Alfred A. Knopf
Release Date: February 9, 2016
Recently, I attempted to explain the plot of Iain Pears’ novel, Arcadia, to a friend who is both an author and a literary scholar, well versed in folk stories and fairy tales. I told him that it had time travel, kind of, but it wasn’t a book about time travel, or travel to other worlds or other dimensions, but it kind of was. That one of the main characters was a contemporary of C. S. Lewis and even a colleague of J. R. R. Tolkien, and that Tolkien’s Middle-earth played a small but important part in the narrative, and that it incorporated British military intelligence, Soviet espionage, Shakespeare (and very strong comparisons to As You Like It, as a plot device), teen-age rebellion, advanced mathematics, a bleak future where elites controlled society, corporate warfare, and a writer’s unfinished pastoral fantasy come to life, and by then I realized that I probably sounded like a blathering idiot.
Then I said that it was quite probably the most complex and entertaining book that I had read in some time. Because it is.

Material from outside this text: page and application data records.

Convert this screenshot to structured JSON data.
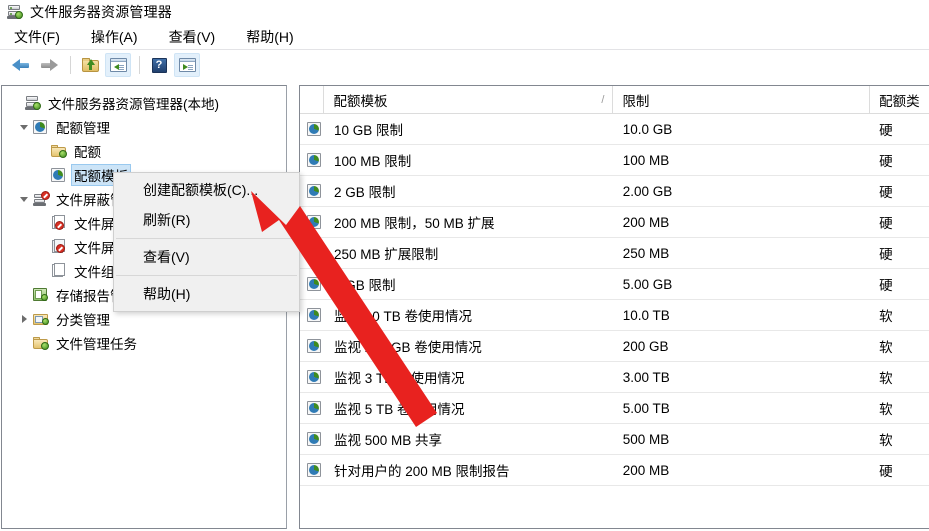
{
  "window": {
    "title": "文件服务器资源管理器",
    "icon": "server-icon"
  },
  "menubar": {
    "items": [
      {
        "label": "文件(F)",
        "name": "menu-file"
      },
      {
        "label": "操作(A)",
        "name": "menu-action"
      },
      {
        "label": "查看(V)",
        "name": "menu-view"
      },
      {
        "label": "帮助(H)",
        "name": "menu-help"
      }
    ]
  },
  "toolbar": {
    "buttons": [
      {
        "name": "back-button",
        "icon": "back-arrow-icon",
        "label": ""
      },
      {
        "name": "forward-button",
        "icon": "forward-arrow-icon",
        "label": ""
      },
      {
        "name": "up-one-level-button",
        "icon": "folder-up-icon",
        "label": ""
      },
      {
        "name": "show-hide-tree-button",
        "icon": "window-pane-left-icon",
        "label": ""
      },
      {
        "name": "help-button",
        "icon": "question-mark-icon",
        "label": "?"
      },
      {
        "name": "show-hide-action-pane-button",
        "icon": "window-pane-right-icon",
        "label": ""
      }
    ]
  },
  "tree": {
    "items": [
      {
        "label": "文件服务器资源管理器(本地)",
        "icon": "server-icon",
        "depth": 0,
        "twisty": "none",
        "selected": false,
        "name": "tree-item-fsrm-local"
      },
      {
        "label": "配额管理",
        "icon": "quota-icon",
        "depth": 1,
        "twisty": "down",
        "selected": false,
        "name": "tree-item-quota-management"
      },
      {
        "label": "配额",
        "icon": "folder-green-icon",
        "depth": 2,
        "twisty": "none",
        "selected": false,
        "name": "tree-item-quotas"
      },
      {
        "label": "配额模板",
        "icon": "quota-template-icon",
        "depth": 2,
        "twisty": "none",
        "selected": true,
        "name": "tree-item-quota-templates"
      },
      {
        "label": "文件屏蔽管理",
        "icon": "file-screen-icon",
        "depth": 1,
        "twisty": "down",
        "selected": false,
        "name": "tree-item-file-screening-management"
      },
      {
        "label": "文件屏蔽",
        "icon": "file-screen-deny-icon",
        "depth": 2,
        "twisty": "none",
        "selected": false,
        "name": "tree-item-file-screens"
      },
      {
        "label": "文件屏蔽模板",
        "icon": "file-screen-template-icon",
        "depth": 2,
        "twisty": "none",
        "selected": false,
        "name": "tree-item-file-screen-templates"
      },
      {
        "label": "文件组",
        "icon": "file-group-icon",
        "depth": 2,
        "twisty": "none",
        "selected": false,
        "name": "tree-item-file-groups"
      },
      {
        "label": "存储报告管理",
        "icon": "storage-report-icon",
        "depth": 1,
        "twisty": "none",
        "selected": false,
        "name": "tree-item-storage-reports-management"
      },
      {
        "label": "分类管理",
        "icon": "classification-icon",
        "depth": 1,
        "twisty": "right",
        "selected": false,
        "name": "tree-item-classification-management"
      },
      {
        "label": "文件管理任务",
        "icon": "folder-green-icon",
        "depth": 1,
        "twisty": "none",
        "selected": false,
        "name": "tree-item-file-management-tasks"
      }
    ]
  },
  "listview": {
    "columns": [
      {
        "label": "配额模板",
        "sorted": true,
        "sort_indicator": "/",
        "name": "column-header-quota-template"
      },
      {
        "label": "限制",
        "sorted": false,
        "sort_indicator": "",
        "name": "column-header-limit"
      },
      {
        "label": "配额类",
        "sorted": false,
        "sort_indicator": "",
        "name": "column-header-quota-type"
      }
    ],
    "rows": [
      {
        "template": "10 GB 限制",
        "limit": "10.0 GB",
        "type": "硬"
      },
      {
        "template": "100 MB 限制",
        "limit": "100 MB",
        "type": "硬"
      },
      {
        "template": "2 GB 限制",
        "limit": "2.00 GB",
        "type": "硬"
      },
      {
        "template": "200 MB 限制，50 MB 扩展",
        "limit": "200 MB",
        "type": "硬"
      },
      {
        "template": "250 MB 扩展限制",
        "limit": "250 MB",
        "type": "硬"
      },
      {
        "template": "5 GB 限制",
        "limit": "5.00 GB",
        "type": "硬"
      },
      {
        "template": "监视 10 TB 卷使用情况",
        "limit": "10.0 TB",
        "type": "软"
      },
      {
        "template": "监视 200 GB 卷使用情况",
        "limit": "200 GB",
        "type": "软"
      },
      {
        "template": "监视 3 TB 卷使用情况",
        "limit": "3.00 TB",
        "type": "软"
      },
      {
        "template": "监视 5 TB 卷使用情况",
        "limit": "5.00 TB",
        "type": "软"
      },
      {
        "template": "监视 500 MB 共享",
        "limit": "500 MB",
        "type": "软"
      },
      {
        "template": "针对用户的 200 MB 限制报告",
        "limit": "200 MB",
        "type": "硬"
      }
    ],
    "row_icon": "quota-template-icon"
  },
  "context_menu": {
    "items": [
      {
        "type": "item",
        "label": "创建配额模板(C)...",
        "name": "context-menu-create-quota-template"
      },
      {
        "type": "item",
        "label": "刷新(R)",
        "name": "context-menu-refresh"
      },
      {
        "type": "separator"
      },
      {
        "type": "item",
        "label": "查看(V)",
        "name": "context-menu-view"
      },
      {
        "type": "separator"
      },
      {
        "type": "item",
        "label": "帮助(H)",
        "name": "context-menu-help"
      }
    ]
  },
  "annotation": {
    "arrow_color": "#e8221f",
    "arrow_target": "创建配额模板(C)..."
  },
  "colors": {
    "selection": "#cce4f7",
    "menu_background": "#f0f0f0",
    "pane_border": "#828790",
    "toolbar_highlight": "#e3f0fb"
  }
}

I was also intrigued to see that Arcadia had made this year’s Kitschies shortlist (the Kitschies being a literary prize for “the most progressive, intelligent and entertaining works that contain elements of the speculative or fantastic”), but in the Invisible Tentacle category for “Natively Digital Fiction”. And yet, I was holding the hardcopy in my hands with no mention of needing to access the internet in order to enjoy it.

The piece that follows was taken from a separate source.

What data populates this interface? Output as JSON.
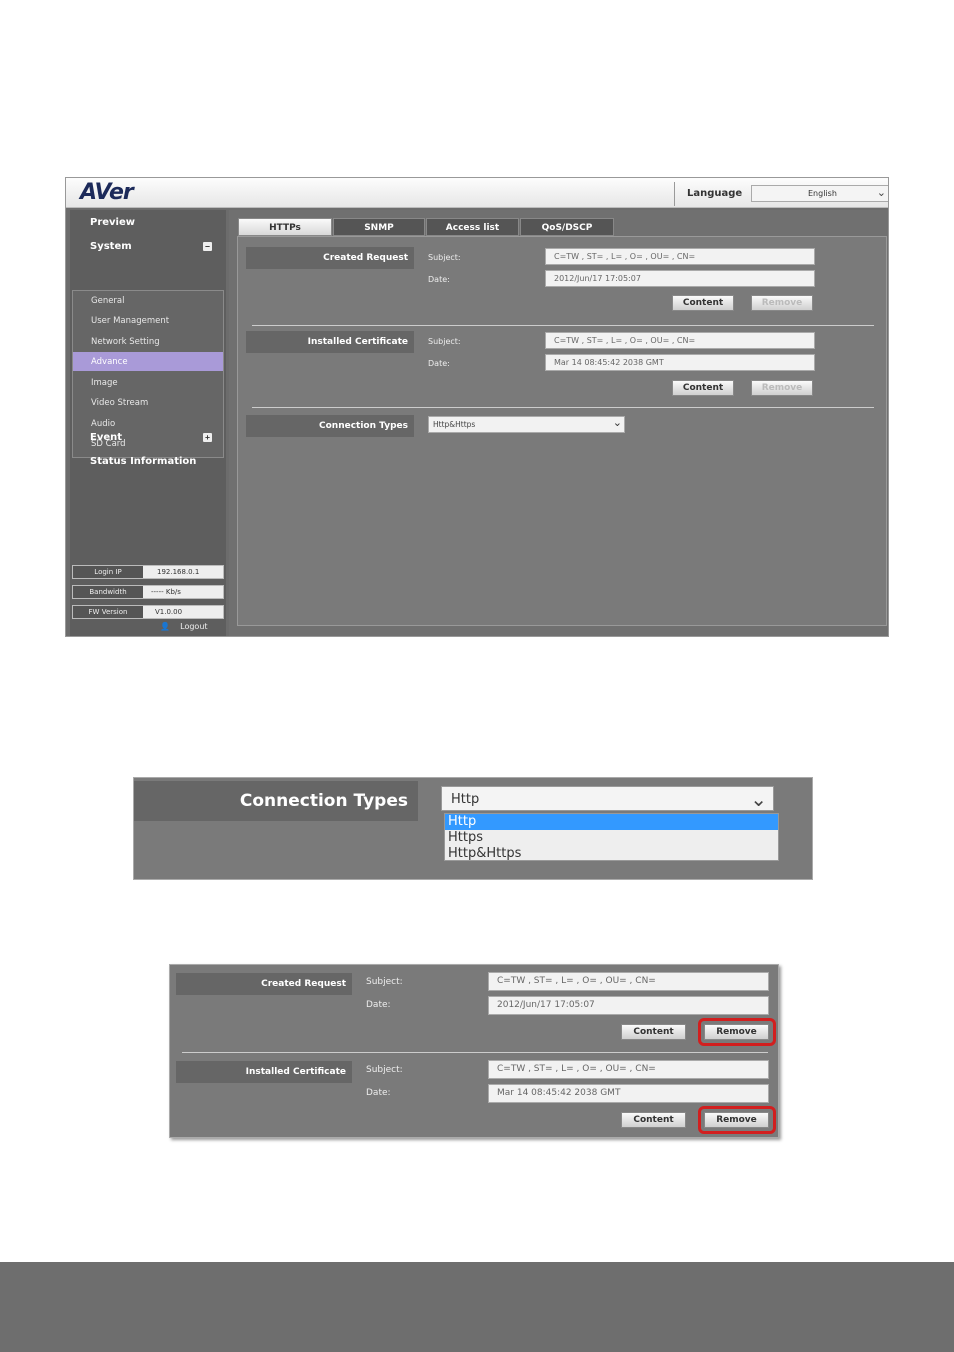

It turns out that before the book was published in its “orthodox” form in February, it had been released as an app, where a reader could either read the narrative conventionally, or pick one of the ten storylines in the book (yes, you read that right: ten storylines) and follow a single story to its conclusion, or jump between storylines at will. This allowed Mr. Pears to write an incredibly complex tale, but make it fairly simple to read, dependent on the whims of the peruser.
Here’s a short video of Mr. Pears giving a short overview of the app:
But for those who wish to stick to the conventional telling of the story, here’s an overview: a brilliant, eccentric mathematician in an orderly but tightly controlled future has created technology that can either transport a person through time, or to another crafted dimension (the only machine that utilizes this technology is an untested prototype, so it’s not clear what the outcome will be). Concerned that competing corporate forces plan to use her findings for their own profit, she takes her prototype and all her data back in time (to Europe, specifically Britain, in the 1960s), where she intends to work on the project unmolested. However, the vaguest mention of her in documentation of that time allows future investigators to seek out documentation of her work buried deep in long forgotten historical records.
Back in the 1960s, the mathematician – an Angela Meerson, by name – calibrates her prototype machine to access a literary fantasy world based on the notes and sketches of Henry Lytton, a former Oxford professor (who had earlier worked with the MI6 – Secret Intelligence Service). Professor Lytton, now retired, had conjured up a place that he called Anterwold, a bucolic land where Storytellers are revered and little is known of the past other than tales of Giants leading the people back from the great Exile. Angela knows that her machine is capable of the jump – she had tried it before on another imagined world that was not dynamic enough to maintain coherency – but before testing it comprehensively she had moved to France to work out the details in peace and quiet, leaving the machine itself stored in her friend Henry’s cellar. All would have gone as planned, had not Henry’s cat disappeared, and Rosie, the fifteen year old girl who takes care of the cat when Professor Lytton is out of town, goes down the cellar looking for him – and subsequently finds herself in a far different place, indeed.
That little synopsis is only the barest scratch on five of the ten different storylines that make up Arcadia, and does not even come close to giving a thorough view of even the three whose characters are mentioned by name. But take my word for it – they are ingeniously entwined, while still beautifully evoking entirely different genres in their telling. (In an article written for The Guardian, Mr. Pears acknowledges that Arcadia encompasses “a spy story, a fantasy, a historical novel, a romance, a mythology and a work of science fiction”.)
But don’t let this talk of complexity deter you from reading Arcadia. Yes, the different timelines and differing viewpoints can be daunting, but honestly, each different section and each different storyline is told so vividly, and so “in character” that one can’t but be caught up in the action, even if there is a bit of having to let go of a solid foundation of time and place overall. When in Anterwold, the pastoral is straight out of Shakespeare (minus the iambic pentameter and including some uproarious humor); the interplay between the retired professor and the spirited teenager in 1960s Oxford is both nostalgic and enlightening; the corporate warfare in the future is chillingly prescient of our own Halliburton, our own Rupert Murdoch. And while, yes, it isn’t until the end that everything coalesces together, the reader is not kept in the dark for the entire novel; it does not reveal as much as it unfolds, with mystery balanced against realization.
Like I said: complex and entertaining, with the app or without. Actually, I may just go download the app, even though I’m not exactly digitally savvy. I truly enjoyed Arcadia, and it might be fun to experience it in a different way the second time around. After all, it’s not every day that you get ten stories for the price of one.
~ Sharon Browning